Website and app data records

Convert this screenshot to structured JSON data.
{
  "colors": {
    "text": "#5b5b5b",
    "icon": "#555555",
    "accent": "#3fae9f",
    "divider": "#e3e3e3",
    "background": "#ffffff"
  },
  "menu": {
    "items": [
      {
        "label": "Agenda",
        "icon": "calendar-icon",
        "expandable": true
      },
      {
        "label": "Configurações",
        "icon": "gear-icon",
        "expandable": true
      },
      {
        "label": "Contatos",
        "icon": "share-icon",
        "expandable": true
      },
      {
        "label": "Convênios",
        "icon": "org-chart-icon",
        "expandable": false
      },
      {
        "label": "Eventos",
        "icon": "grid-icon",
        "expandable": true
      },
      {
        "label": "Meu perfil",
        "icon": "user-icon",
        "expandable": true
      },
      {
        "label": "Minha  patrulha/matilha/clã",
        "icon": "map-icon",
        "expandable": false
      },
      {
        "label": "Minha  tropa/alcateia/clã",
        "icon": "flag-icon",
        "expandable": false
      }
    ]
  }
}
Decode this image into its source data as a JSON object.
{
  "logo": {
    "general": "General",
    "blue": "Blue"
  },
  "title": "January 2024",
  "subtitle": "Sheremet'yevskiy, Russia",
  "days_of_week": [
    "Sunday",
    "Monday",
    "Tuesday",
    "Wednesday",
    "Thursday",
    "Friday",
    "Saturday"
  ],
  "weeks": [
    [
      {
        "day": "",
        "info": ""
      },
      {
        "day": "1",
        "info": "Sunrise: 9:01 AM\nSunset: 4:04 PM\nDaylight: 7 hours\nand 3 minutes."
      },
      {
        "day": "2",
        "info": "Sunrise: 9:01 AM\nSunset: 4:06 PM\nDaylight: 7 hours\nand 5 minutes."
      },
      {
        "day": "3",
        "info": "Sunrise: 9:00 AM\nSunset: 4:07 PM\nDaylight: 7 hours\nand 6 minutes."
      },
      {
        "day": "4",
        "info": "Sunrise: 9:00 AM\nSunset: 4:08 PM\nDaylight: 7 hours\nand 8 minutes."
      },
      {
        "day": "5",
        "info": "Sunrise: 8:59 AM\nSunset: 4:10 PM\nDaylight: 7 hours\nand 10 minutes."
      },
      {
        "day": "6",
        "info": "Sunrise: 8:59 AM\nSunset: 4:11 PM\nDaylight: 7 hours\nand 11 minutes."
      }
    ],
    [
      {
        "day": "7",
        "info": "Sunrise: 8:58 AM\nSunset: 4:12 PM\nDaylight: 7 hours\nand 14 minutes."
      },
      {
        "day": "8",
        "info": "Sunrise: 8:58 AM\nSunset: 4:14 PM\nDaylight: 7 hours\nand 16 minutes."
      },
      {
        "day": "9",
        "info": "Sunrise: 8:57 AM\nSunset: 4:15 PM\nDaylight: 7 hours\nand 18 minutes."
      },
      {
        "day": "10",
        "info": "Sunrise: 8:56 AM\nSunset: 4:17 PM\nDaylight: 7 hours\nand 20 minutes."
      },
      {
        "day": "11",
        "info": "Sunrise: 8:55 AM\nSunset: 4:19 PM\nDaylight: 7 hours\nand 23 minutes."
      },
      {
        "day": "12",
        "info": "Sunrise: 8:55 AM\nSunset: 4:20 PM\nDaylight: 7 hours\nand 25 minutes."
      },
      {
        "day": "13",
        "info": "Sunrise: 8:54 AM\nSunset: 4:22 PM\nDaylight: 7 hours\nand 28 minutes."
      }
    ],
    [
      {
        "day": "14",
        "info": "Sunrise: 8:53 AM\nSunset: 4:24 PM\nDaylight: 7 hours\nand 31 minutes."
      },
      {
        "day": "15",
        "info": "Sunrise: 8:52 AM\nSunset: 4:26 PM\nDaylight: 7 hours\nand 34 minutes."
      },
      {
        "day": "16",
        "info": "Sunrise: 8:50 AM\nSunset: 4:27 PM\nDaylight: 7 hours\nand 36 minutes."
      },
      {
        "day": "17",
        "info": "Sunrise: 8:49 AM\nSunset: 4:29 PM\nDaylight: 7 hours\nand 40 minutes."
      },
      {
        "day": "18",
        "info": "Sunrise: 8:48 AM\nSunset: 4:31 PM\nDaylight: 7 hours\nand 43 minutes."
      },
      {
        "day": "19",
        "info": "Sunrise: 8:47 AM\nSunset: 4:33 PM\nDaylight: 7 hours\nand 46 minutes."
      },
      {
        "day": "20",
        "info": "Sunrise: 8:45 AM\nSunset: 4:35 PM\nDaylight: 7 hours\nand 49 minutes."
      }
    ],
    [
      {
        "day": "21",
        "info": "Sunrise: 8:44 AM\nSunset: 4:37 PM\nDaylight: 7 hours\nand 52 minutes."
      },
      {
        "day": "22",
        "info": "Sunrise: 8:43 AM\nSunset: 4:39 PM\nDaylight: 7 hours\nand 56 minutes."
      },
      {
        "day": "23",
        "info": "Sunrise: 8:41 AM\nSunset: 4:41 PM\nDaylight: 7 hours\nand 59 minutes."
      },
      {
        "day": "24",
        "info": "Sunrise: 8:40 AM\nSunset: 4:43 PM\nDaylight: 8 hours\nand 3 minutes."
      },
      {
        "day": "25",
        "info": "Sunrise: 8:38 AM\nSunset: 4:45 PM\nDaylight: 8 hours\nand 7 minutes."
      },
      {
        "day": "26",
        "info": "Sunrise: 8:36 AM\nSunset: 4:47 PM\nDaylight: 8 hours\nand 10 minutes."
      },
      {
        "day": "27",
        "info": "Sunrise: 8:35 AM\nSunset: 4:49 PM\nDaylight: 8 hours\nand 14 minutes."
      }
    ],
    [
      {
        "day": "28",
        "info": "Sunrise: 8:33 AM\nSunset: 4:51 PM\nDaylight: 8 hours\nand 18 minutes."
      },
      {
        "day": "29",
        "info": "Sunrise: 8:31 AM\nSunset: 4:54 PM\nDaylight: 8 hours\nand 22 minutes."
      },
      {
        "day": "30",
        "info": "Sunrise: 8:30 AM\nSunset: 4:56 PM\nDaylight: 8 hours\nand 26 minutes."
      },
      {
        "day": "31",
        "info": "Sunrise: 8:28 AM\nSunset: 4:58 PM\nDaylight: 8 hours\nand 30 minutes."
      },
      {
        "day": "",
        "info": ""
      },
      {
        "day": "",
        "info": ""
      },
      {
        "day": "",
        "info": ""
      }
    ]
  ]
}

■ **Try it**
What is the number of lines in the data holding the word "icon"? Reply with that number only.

■ **Answer for the task**
9